Every line of the records below that holds the word "title" belongs in the answer.

[Entries taken from a collection]
- - - - - - -

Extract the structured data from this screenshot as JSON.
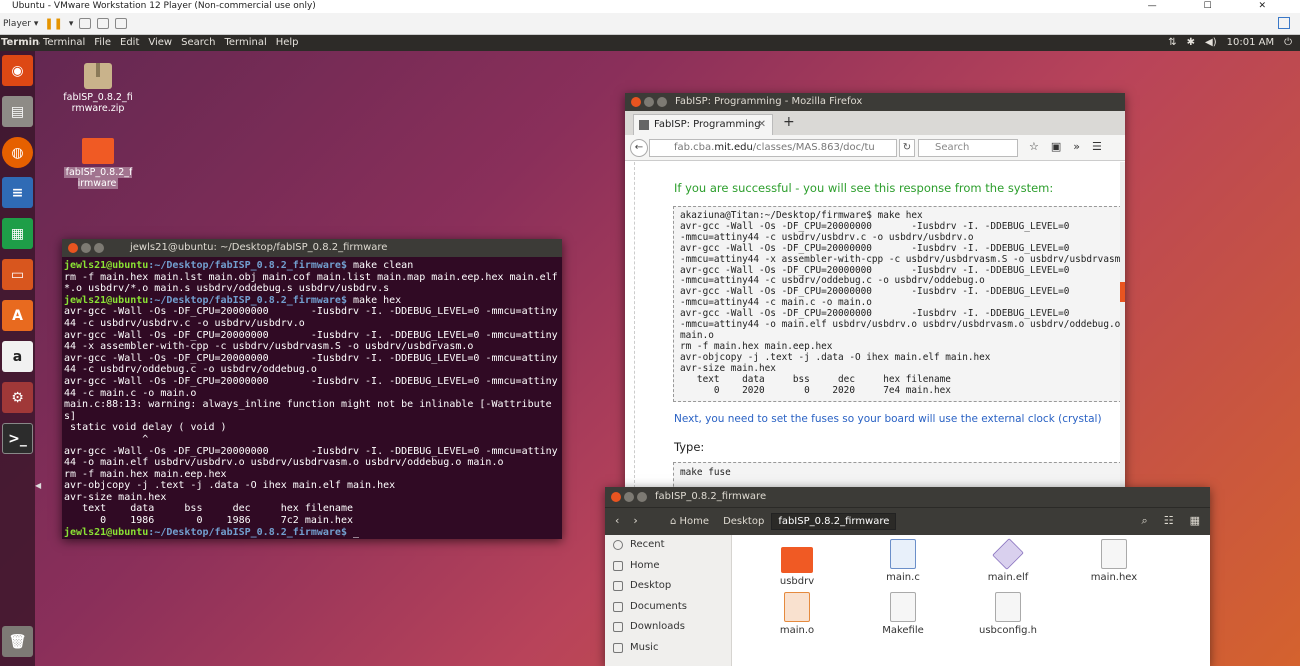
{
  "vmware": {
    "title": "Ubuntu - VMware Workstation 12 Player (Non-commercial use only)",
    "player_label": "Player ▾",
    "window_buttons": "— ☐ ✕"
  },
  "panel": {
    "app_name": "Terminal",
    "menus": [
      "Terminal",
      "File",
      "Edit",
      "View",
      "Search",
      "Terminal",
      "Help"
    ],
    "tray": [
      "⇅",
      "✱",
      "◀)",
      "10:01 AM",
      "⏻"
    ]
  },
  "desktop_icons": [
    {
      "label": "fabISP_0.8.2_firmware.zip",
      "type": "zip"
    },
    {
      "label": "fabISP_0.8.2_firmware",
      "type": "folder"
    }
  ],
  "terminal": {
    "title": "jewls21@ubuntu: ~/Desktop/fabISP_0.8.2_firmware",
    "prompt_user": "jewls21@ubuntu",
    "prompt_path": ":~/Desktop/fabISP_0.8.2_firmware$",
    "cmd1": " make clean",
    "out1": "rm -f main.hex main.lst main.obj main.cof main.list main.map main.eep.hex main.elf *.o usbdrv/*.o main.s usbdrv/oddebug.s usbdrv/usbdrv.s",
    "cmd2": " make hex",
    "out2": "avr-gcc -Wall -Os -DF_CPU=20000000\t -Iusbdrv -I. -DDEBUG_LEVEL=0 -mmcu=attiny44 -c usbdrv/usbdrv.c -o usbdrv/usbdrv.o\navr-gcc -Wall -Os -DF_CPU=20000000\t -Iusbdrv -I. -DDEBUG_LEVEL=0 -mmcu=attiny44 -x assembler-with-cpp -c usbdrv/usbdrvasm.S -o usbdrv/usbdrvasm.o\navr-gcc -Wall -Os -DF_CPU=20000000\t -Iusbdrv -I. -DDEBUG_LEVEL=0 -mmcu=attiny44 -c usbdrv/oddebug.c -o usbdrv/oddebug.o\navr-gcc -Wall -Os -DF_CPU=20000000\t -Iusbdrv -I. -DDEBUG_LEVEL=0 -mmcu=attiny44 -c main.c -o main.o\nmain.c:88:13: warning: always_inline function might not be inlinable [-Wattributes]\n static void delay ( void )\n             ^\navr-gcc -Wall -Os -DF_CPU=20000000\t -Iusbdrv -I. -DDEBUG_LEVEL=0 -mmcu=attiny44 -o main.elf usbdrv/usbdrv.o usbdrv/usbdrvasm.o usbdrv/oddebug.o main.o\nrm -f main.hex main.eep.hex\navr-objcopy -j .text -j .data -O ihex main.elf main.hex\navr-size main.hex\n   text\t   data\t    bss\t    dec\t    hex\tfilename\n      0\t   1986\t      0\t   1986\t    7c2\tmain.hex"
  },
  "firefox": {
    "title": "FabISP: Programming - Mozilla Firefox",
    "tab_label": "FabISP: Programming",
    "url_prefix": "fab.cba.",
    "url_domain": "mit.edu",
    "url_rest": "/classes/MAS.863/doc/tu",
    "search_placeholder": "Search",
    "success_text": "If you are successful - you will see this response from the system:",
    "code": "akaziuna@Titan:~/Desktop/firmware$ make hex\navr-gcc -Wall -Os -DF_CPU=20000000       -Iusbdrv -I. -DDEBUG_LEVEL=0\n-mmcu=attiny44 -c usbdrv/usbdrv.c -o usbdrv/usbdrv.o\navr-gcc -Wall -Os -DF_CPU=20000000       -Iusbdrv -I. -DDEBUG_LEVEL=0\n-mmcu=attiny44 -x assembler-with-cpp -c usbdrv/usbdrvasm.S -o usbdrv/usbdrvasm.o\navr-gcc -Wall -Os -DF_CPU=20000000       -Iusbdrv -I. -DDEBUG_LEVEL=0\n-mmcu=attiny44 -c usbdrv/oddebug.c -o usbdrv/oddebug.o\navr-gcc -Wall -Os -DF_CPU=20000000       -Iusbdrv -I. -DDEBUG_LEVEL=0\n-mmcu=attiny44 -c main.c -o main.o\navr-gcc -Wall -Os -DF_CPU=20000000       -Iusbdrv -I. -DDEBUG_LEVEL=0\n-mmcu=attiny44 -o main.elf usbdrv/usbdrv.o usbdrv/usbdrvasm.o usbdrv/oddebug.o\nmain.o\nrm -f main.hex main.eep.hex\navr-objcopy -j .text -j .data -O ihex main.elf main.hex\navr-size main.hex\n   text    data     bss     dec     hex filename\n      0    2020       0    2020     7e4 main.hex",
    "next_text": "Next, you need to set the fuses so your board will use the external clock (crystal)",
    "type_label": "Type:",
    "code2": "make fuse"
  },
  "files": {
    "title": "fabISP_0.8.2_firmware",
    "crumbs": [
      "⌂ Home",
      "Desktop",
      "fabISP_0.8.2_firmware"
    ],
    "sidebar": [
      "Recent",
      "Home",
      "Desktop",
      "Documents",
      "Downloads",
      "Music"
    ],
    "items": [
      {
        "name": "usbdrv",
        "type": "folder"
      },
      {
        "name": "main.c",
        "type": "c"
      },
      {
        "name": "main.elf",
        "type": "elf"
      },
      {
        "name": "main.hex",
        "type": "text"
      },
      {
        "name": "main.o",
        "type": "obj"
      },
      {
        "name": "Makefile",
        "type": "text"
      },
      {
        "name": "usbconfig.h",
        "type": "text"
      }
    ]
  }
}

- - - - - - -

• Solution to the problem:
    "title": "Ubuntu - VMware Workstation 12 Player (Non-commercial use only)",
    "title": "jewls21@ubuntu: ~/Desktop/fabISP_0.8.2_firmware",
    "title": "FabISP: Programming - Mozilla Firefox",
    "title": "fabISP_0.8.2_firmware",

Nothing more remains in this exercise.